** Opening SOURCE DATA block **
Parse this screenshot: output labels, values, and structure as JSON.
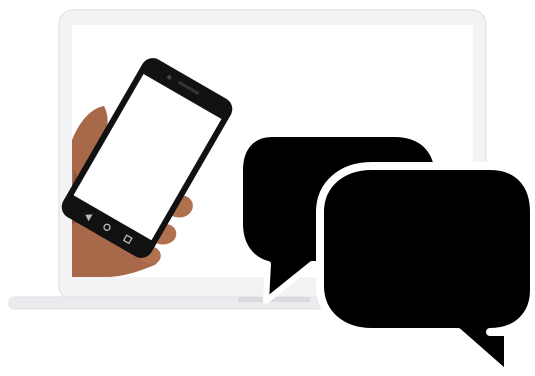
{
  "illustration": {
    "laptop_icon": "laptop-icon",
    "phone_icon": "smartphone-icon",
    "hand_icon": "hand-icon",
    "chat_icon": "speech-bubbles-icon"
  },
  "colors": {
    "background": "#ffffff",
    "laptop_frame": "#f3f3f5",
    "laptop_frame_edge": "#e6e6ea",
    "laptop_screen": "#ffffff",
    "laptop_base": "#ebebee",
    "laptop_notch": "#d9d9de",
    "phone_body": "#111111",
    "phone_screen": "#ffffff",
    "skin": "#a8684a",
    "skin_shadow": "#7c4630",
    "bubble": "#000000",
    "bubble_outline": "#ffffff"
  }
}
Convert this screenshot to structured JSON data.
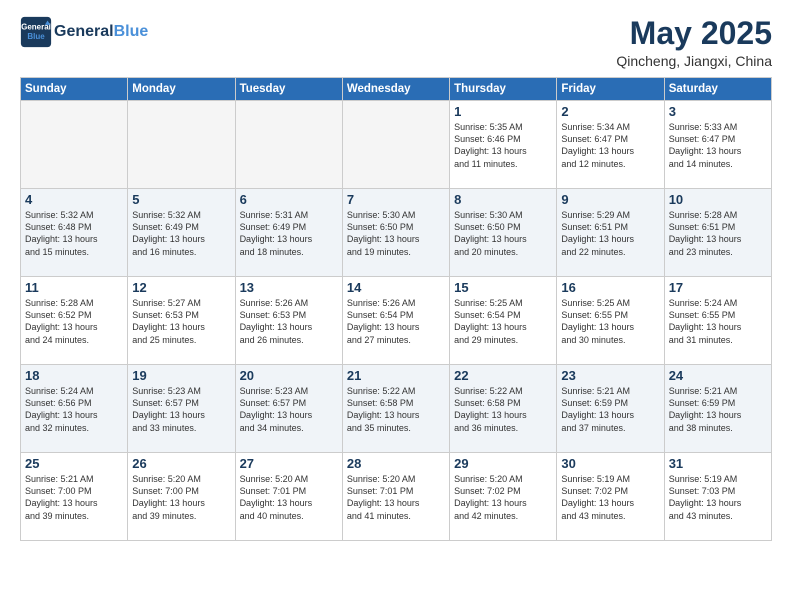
{
  "logo": {
    "line1": "General",
    "line2": "Blue"
  },
  "header": {
    "month_year": "May 2025",
    "location": "Qincheng, Jiangxi, China"
  },
  "weekdays": [
    "Sunday",
    "Monday",
    "Tuesday",
    "Wednesday",
    "Thursday",
    "Friday",
    "Saturday"
  ],
  "weeks": [
    [
      {
        "day": "",
        "content": ""
      },
      {
        "day": "",
        "content": ""
      },
      {
        "day": "",
        "content": ""
      },
      {
        "day": "",
        "content": ""
      },
      {
        "day": "1",
        "content": "Sunrise: 5:35 AM\nSunset: 6:46 PM\nDaylight: 13 hours\nand 11 minutes."
      },
      {
        "day": "2",
        "content": "Sunrise: 5:34 AM\nSunset: 6:47 PM\nDaylight: 13 hours\nand 12 minutes."
      },
      {
        "day": "3",
        "content": "Sunrise: 5:33 AM\nSunset: 6:47 PM\nDaylight: 13 hours\nand 14 minutes."
      }
    ],
    [
      {
        "day": "4",
        "content": "Sunrise: 5:32 AM\nSunset: 6:48 PM\nDaylight: 13 hours\nand 15 minutes."
      },
      {
        "day": "5",
        "content": "Sunrise: 5:32 AM\nSunset: 6:49 PM\nDaylight: 13 hours\nand 16 minutes."
      },
      {
        "day": "6",
        "content": "Sunrise: 5:31 AM\nSunset: 6:49 PM\nDaylight: 13 hours\nand 18 minutes."
      },
      {
        "day": "7",
        "content": "Sunrise: 5:30 AM\nSunset: 6:50 PM\nDaylight: 13 hours\nand 19 minutes."
      },
      {
        "day": "8",
        "content": "Sunrise: 5:30 AM\nSunset: 6:50 PM\nDaylight: 13 hours\nand 20 minutes."
      },
      {
        "day": "9",
        "content": "Sunrise: 5:29 AM\nSunset: 6:51 PM\nDaylight: 13 hours\nand 22 minutes."
      },
      {
        "day": "10",
        "content": "Sunrise: 5:28 AM\nSunset: 6:51 PM\nDaylight: 13 hours\nand 23 minutes."
      }
    ],
    [
      {
        "day": "11",
        "content": "Sunrise: 5:28 AM\nSunset: 6:52 PM\nDaylight: 13 hours\nand 24 minutes."
      },
      {
        "day": "12",
        "content": "Sunrise: 5:27 AM\nSunset: 6:53 PM\nDaylight: 13 hours\nand 25 minutes."
      },
      {
        "day": "13",
        "content": "Sunrise: 5:26 AM\nSunset: 6:53 PM\nDaylight: 13 hours\nand 26 minutes."
      },
      {
        "day": "14",
        "content": "Sunrise: 5:26 AM\nSunset: 6:54 PM\nDaylight: 13 hours\nand 27 minutes."
      },
      {
        "day": "15",
        "content": "Sunrise: 5:25 AM\nSunset: 6:54 PM\nDaylight: 13 hours\nand 29 minutes."
      },
      {
        "day": "16",
        "content": "Sunrise: 5:25 AM\nSunset: 6:55 PM\nDaylight: 13 hours\nand 30 minutes."
      },
      {
        "day": "17",
        "content": "Sunrise: 5:24 AM\nSunset: 6:55 PM\nDaylight: 13 hours\nand 31 minutes."
      }
    ],
    [
      {
        "day": "18",
        "content": "Sunrise: 5:24 AM\nSunset: 6:56 PM\nDaylight: 13 hours\nand 32 minutes."
      },
      {
        "day": "19",
        "content": "Sunrise: 5:23 AM\nSunset: 6:57 PM\nDaylight: 13 hours\nand 33 minutes."
      },
      {
        "day": "20",
        "content": "Sunrise: 5:23 AM\nSunset: 6:57 PM\nDaylight: 13 hours\nand 34 minutes."
      },
      {
        "day": "21",
        "content": "Sunrise: 5:22 AM\nSunset: 6:58 PM\nDaylight: 13 hours\nand 35 minutes."
      },
      {
        "day": "22",
        "content": "Sunrise: 5:22 AM\nSunset: 6:58 PM\nDaylight: 13 hours\nand 36 minutes."
      },
      {
        "day": "23",
        "content": "Sunrise: 5:21 AM\nSunset: 6:59 PM\nDaylight: 13 hours\nand 37 minutes."
      },
      {
        "day": "24",
        "content": "Sunrise: 5:21 AM\nSunset: 6:59 PM\nDaylight: 13 hours\nand 38 minutes."
      }
    ],
    [
      {
        "day": "25",
        "content": "Sunrise: 5:21 AM\nSunset: 7:00 PM\nDaylight: 13 hours\nand 39 minutes."
      },
      {
        "day": "26",
        "content": "Sunrise: 5:20 AM\nSunset: 7:00 PM\nDaylight: 13 hours\nand 39 minutes."
      },
      {
        "day": "27",
        "content": "Sunrise: 5:20 AM\nSunset: 7:01 PM\nDaylight: 13 hours\nand 40 minutes."
      },
      {
        "day": "28",
        "content": "Sunrise: 5:20 AM\nSunset: 7:01 PM\nDaylight: 13 hours\nand 41 minutes."
      },
      {
        "day": "29",
        "content": "Sunrise: 5:20 AM\nSunset: 7:02 PM\nDaylight: 13 hours\nand 42 minutes."
      },
      {
        "day": "30",
        "content": "Sunrise: 5:19 AM\nSunset: 7:02 PM\nDaylight: 13 hours\nand 43 minutes."
      },
      {
        "day": "31",
        "content": "Sunrise: 5:19 AM\nSunset: 7:03 PM\nDaylight: 13 hours\nand 43 minutes."
      }
    ]
  ]
}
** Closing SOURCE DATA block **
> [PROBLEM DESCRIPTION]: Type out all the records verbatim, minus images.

> [COMPLETED EXERCISE]:
Parse this screenshot: output labels, values, and structure as JSON.
{
  "illustration": {
    "laptop_icon": "laptop-icon",
    "phone_icon": "smartphone-icon",
    "hand_icon": "hand-icon",
    "chat_icon": "speech-bubbles-icon"
  },
  "colors": {
    "background": "#ffffff",
    "laptop_frame": "#f3f3f5",
    "laptop_frame_edge": "#e6e6ea",
    "laptop_screen": "#ffffff",
    "laptop_base": "#ebebee",
    "laptop_notch": "#d9d9de",
    "phone_body": "#111111",
    "phone_screen": "#ffffff",
    "skin": "#a8684a",
    "skin_shadow": "#7c4630",
    "bubble": "#000000",
    "bubble_outline": "#ffffff"
  }
}
Convert this screenshot to structured JSON data.
{
  "logo": {
    "line1": "General",
    "line2": "Blue"
  },
  "header": {
    "month_year": "May 2025",
    "location": "Qincheng, Jiangxi, China"
  },
  "weekdays": [
    "Sunday",
    "Monday",
    "Tuesday",
    "Wednesday",
    "Thursday",
    "Friday",
    "Saturday"
  ],
  "weeks": [
    [
      {
        "day": "",
        "content": ""
      },
      {
        "day": "",
        "content": ""
      },
      {
        "day": "",
        "content": ""
      },
      {
        "day": "",
        "content": ""
      },
      {
        "day": "1",
        "content": "Sunrise: 5:35 AM\nSunset: 6:46 PM\nDaylight: 13 hours\nand 11 minutes."
      },
      {
        "day": "2",
        "content": "Sunrise: 5:34 AM\nSunset: 6:47 PM\nDaylight: 13 hours\nand 12 minutes."
      },
      {
        "day": "3",
        "content": "Sunrise: 5:33 AM\nSunset: 6:47 PM\nDaylight: 13 hours\nand 14 minutes."
      }
    ],
    [
      {
        "day": "4",
        "content": "Sunrise: 5:32 AM\nSunset: 6:48 PM\nDaylight: 13 hours\nand 15 minutes."
      },
      {
        "day": "5",
        "content": "Sunrise: 5:32 AM\nSunset: 6:49 PM\nDaylight: 13 hours\nand 16 minutes."
      },
      {
        "day": "6",
        "content": "Sunrise: 5:31 AM\nSunset: 6:49 PM\nDaylight: 13 hours\nand 18 minutes."
      },
      {
        "day": "7",
        "content": "Sunrise: 5:30 AM\nSunset: 6:50 PM\nDaylight: 13 hours\nand 19 minutes."
      },
      {
        "day": "8",
        "content": "Sunrise: 5:30 AM\nSunset: 6:50 PM\nDaylight: 13 hours\nand 20 minutes."
      },
      {
        "day": "9",
        "content": "Sunrise: 5:29 AM\nSunset: 6:51 PM\nDaylight: 13 hours\nand 22 minutes."
      },
      {
        "day": "10",
        "content": "Sunrise: 5:28 AM\nSunset: 6:51 PM\nDaylight: 13 hours\nand 23 minutes."
      }
    ],
    [
      {
        "day": "11",
        "content": "Sunrise: 5:28 AM\nSunset: 6:52 PM\nDaylight: 13 hours\nand 24 minutes."
      },
      {
        "day": "12",
        "content": "Sunrise: 5:27 AM\nSunset: 6:53 PM\nDaylight: 13 hours\nand 25 minutes."
      },
      {
        "day": "13",
        "content": "Sunrise: 5:26 AM\nSunset: 6:53 PM\nDaylight: 13 hours\nand 26 minutes."
      },
      {
        "day": "14",
        "content": "Sunrise: 5:26 AM\nSunset: 6:54 PM\nDaylight: 13 hours\nand 27 minutes."
      },
      {
        "day": "15",
        "content": "Sunrise: 5:25 AM\nSunset: 6:54 PM\nDaylight: 13 hours\nand 29 minutes."
      },
      {
        "day": "16",
        "content": "Sunrise: 5:25 AM\nSunset: 6:55 PM\nDaylight: 13 hours\nand 30 minutes."
      },
      {
        "day": "17",
        "content": "Sunrise: 5:24 AM\nSunset: 6:55 PM\nDaylight: 13 hours\nand 31 minutes."
      }
    ],
    [
      {
        "day": "18",
        "content": "Sunrise: 5:24 AM\nSunset: 6:56 PM\nDaylight: 13 hours\nand 32 minutes."
      },
      {
        "day": "19",
        "content": "Sunrise: 5:23 AM\nSunset: 6:57 PM\nDaylight: 13 hours\nand 33 minutes."
      },
      {
        "day": "20",
        "content": "Sunrise: 5:23 AM\nSunset: 6:57 PM\nDaylight: 13 hours\nand 34 minutes."
      },
      {
        "day": "21",
        "content": "Sunrise: 5:22 AM\nSunset: 6:58 PM\nDaylight: 13 hours\nand 35 minutes."
      },
      {
        "day": "22",
        "content": "Sunrise: 5:22 AM\nSunset: 6:58 PM\nDaylight: 13 hours\nand 36 minutes."
      },
      {
        "day": "23",
        "content": "Sunrise: 5:21 AM\nSunset: 6:59 PM\nDaylight: 13 hours\nand 37 minutes."
      },
      {
        "day": "24",
        "content": "Sunrise: 5:21 AM\nSunset: 6:59 PM\nDaylight: 13 hours\nand 38 minutes."
      }
    ],
    [
      {
        "day": "25",
        "content": "Sunrise: 5:21 AM\nSunset: 7:00 PM\nDaylight: 13 hours\nand 39 minutes."
      },
      {
        "day": "26",
        "content": "Sunrise: 5:20 AM\nSunset: 7:00 PM\nDaylight: 13 hours\nand 39 minutes."
      },
      {
        "day": "27",
        "content": "Sunrise: 5:20 AM\nSunset: 7:01 PM\nDaylight: 13 hours\nand 40 minutes."
      },
      {
        "day": "28",
        "content": "Sunrise: 5:20 AM\nSunset: 7:01 PM\nDaylight: 13 hours\nand 41 minutes."
      },
      {
        "day": "29",
        "content": "Sunrise: 5:20 AM\nSunset: 7:02 PM\nDaylight: 13 hours\nand 42 minutes."
      },
      {
        "day": "30",
        "content": "Sunrise: 5:19 AM\nSunset: 7:02 PM\nDaylight: 13 hours\nand 43 minutes."
      },
      {
        "day": "31",
        "content": "Sunrise: 5:19 AM\nSunset: 7:03 PM\nDaylight: 13 hours\nand 43 minutes."
      }
    ]
  ]
}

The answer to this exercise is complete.